India’s history may play an important role in its current economic success, Professor Krishna suggests. With very rapid growth in the early 2000s came a deceleration of reforms, amid a sense that the country had done enough. But this slowing of reforms led to a drop in growth, and the government that slowed reforms was voted out of office. The current government promised to drive the country forward, he says.

“Their economic platform is what brought them into power. They have that mandate from a population that ... recalls, I think, what no reforms and low growth look like.”

Consensus on the need for growth — and the need for a market economy to drive that growth – exists across the Indian political spectrum. Though “the opposition ... will oppose [reform] for its own sake,” he tells the Monitor, their policy prescriptions look very similar to those of the government. That broad base of political support stands in contrast to more elite-led reform programs in other countries.

India may be the most successful economy in terms of recent growth, but it is by no means the only emerging or developing country to enjoy IMF confidence. On average, “We have slightly marked down 2016 growth prospects for advanced economies while marking up those in the rest of the world,” Mr. Obstfeld wrote on Tuesday. Some states in sub-Saharan Africa that are not reliant on commodity exports may grow at a rate of more than 5 percent this year.

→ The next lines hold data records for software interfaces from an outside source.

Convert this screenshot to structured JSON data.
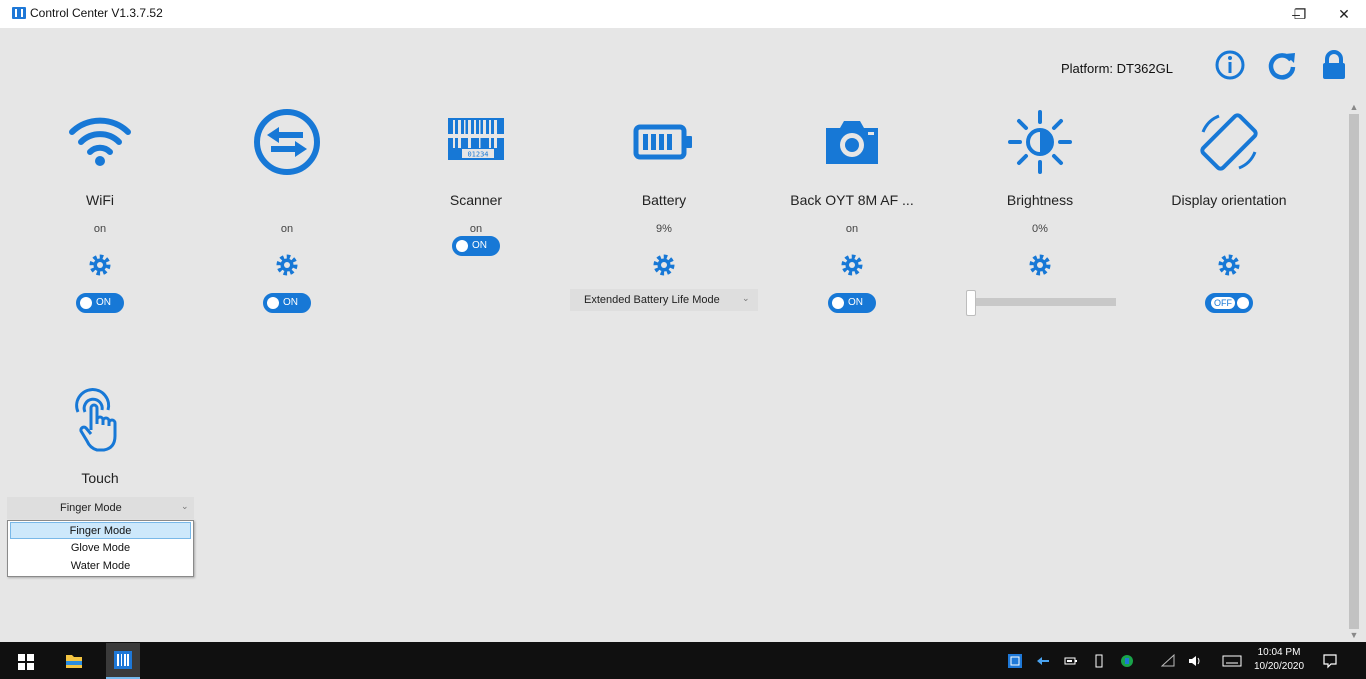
{
  "window": {
    "title": "Control Center V1.3.7.52",
    "minimize": "–",
    "restore": "❐",
    "close": "✕"
  },
  "header": {
    "platform_label": "Platform: DT362GL",
    "icons": [
      "info-icon",
      "refresh-icon",
      "lock-icon"
    ]
  },
  "tiles": [
    {
      "label": "WiFi",
      "state": "on",
      "control": "toggle",
      "toggle_text": "ON"
    },
    {
      "label": "",
      "state": "on",
      "control": "toggle",
      "toggle_text": "ON"
    },
    {
      "label": "Scanner",
      "state": "on",
      "control": "toggle",
      "toggle_text": "ON"
    },
    {
      "label": "Battery",
      "state": "9%",
      "control": "dropdown",
      "dropdown_value": "Extended Battery Life Mode"
    },
    {
      "label": "Back OYT 8M AF ...",
      "state": "on",
      "control": "toggle",
      "toggle_text": "ON"
    },
    {
      "label": "Brightness",
      "state": "0%",
      "control": "slider",
      "slider_value": 0
    },
    {
      "label": "Display orientation",
      "state": "",
      "control": "toggle",
      "toggle_text": "OFF"
    }
  ],
  "touch": {
    "label": "Touch",
    "selected": "Finger Mode",
    "options": [
      "Finger Mode",
      "Glove Mode",
      "Water Mode"
    ]
  },
  "taskbar": {
    "time": "10:04 PM",
    "date": "10/20/2020"
  },
  "colors": {
    "accent": "#1778d6",
    "background": "#e6e6e6",
    "taskbar": "#101010"
  }
}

For the IMF, continued economic integration is uppermost. In India, a recent “game-changing reform,” as Krishna terms it, which creates one level of taxation across India, makes it easier to do business within the country and trade in global markets.

Protectionism is not the answer to current slow growth, the Fund underlines. The IMF calls for governments to lower market barriers and develop resilience in their labor forces through retraining and other programs.

Of course, not everyone agrees with the IMF’s attitudes and priorities. Environmentalists, in particular, advocate for a move away from consumption to a “no-growth” economy. Both Bernie Sanders and Donald Trump have expressed support for economic protectionism, saying it would keep jobs at home.

You've read  of  free articles. Subscribe to continue.

Dear Reader,

About a year ago, I happened upon this statement about the Monitor in the Harvard Business Review – under the charming heading of “do things that don’t interest you”:

“Many things that end up” being meaningful, writes social scientist Joseph Grenny, “have come from conference workshops, articles, or online videos that began as a chore and ended with an insight. My work in Kenya, for example, was heavily influenced by a Christian Science Monitor article I had forced myself to read 10 years earlier. Sometimes, we call things ‘boring’ simply because they lie outside the box we are currently in.”

If you were to come up with a punchline to a joke about the Monitor, that would probably be it. We’re seen as being global, fair, insightful, and perhaps a bit too earnest. We’re the bran muffin of journalism.

But you know what? We change lives. And I’m going to argue that we change lives precisely because we force open that too-small box that most human beings think they live in.

The Monitor is a peculiar little publication that’s hard for the world to figure out. We’re run by a church, but we’re not only for church members and we’re not about converting people. We’re known as being fair even as the world becomes as polarized as at any time since the newspaper’s founding in 1908.

We have a mission beyond circulation, we want to bridge divides. We’re about kicking down the door of thought everywhere and saying, “You are bigger and more capable than you realize. And we can prove it.”

If you’re looking for bran muffin journalism, you can subscribe to the Monitor for $15. You’ll get the Monitor Weekly magazine, the Monitor Daily email, and unlimited access to

QR Code to Global debt soars to all time high, IMF says
Read this article in
QR Code to Subscription page
Start your subscription today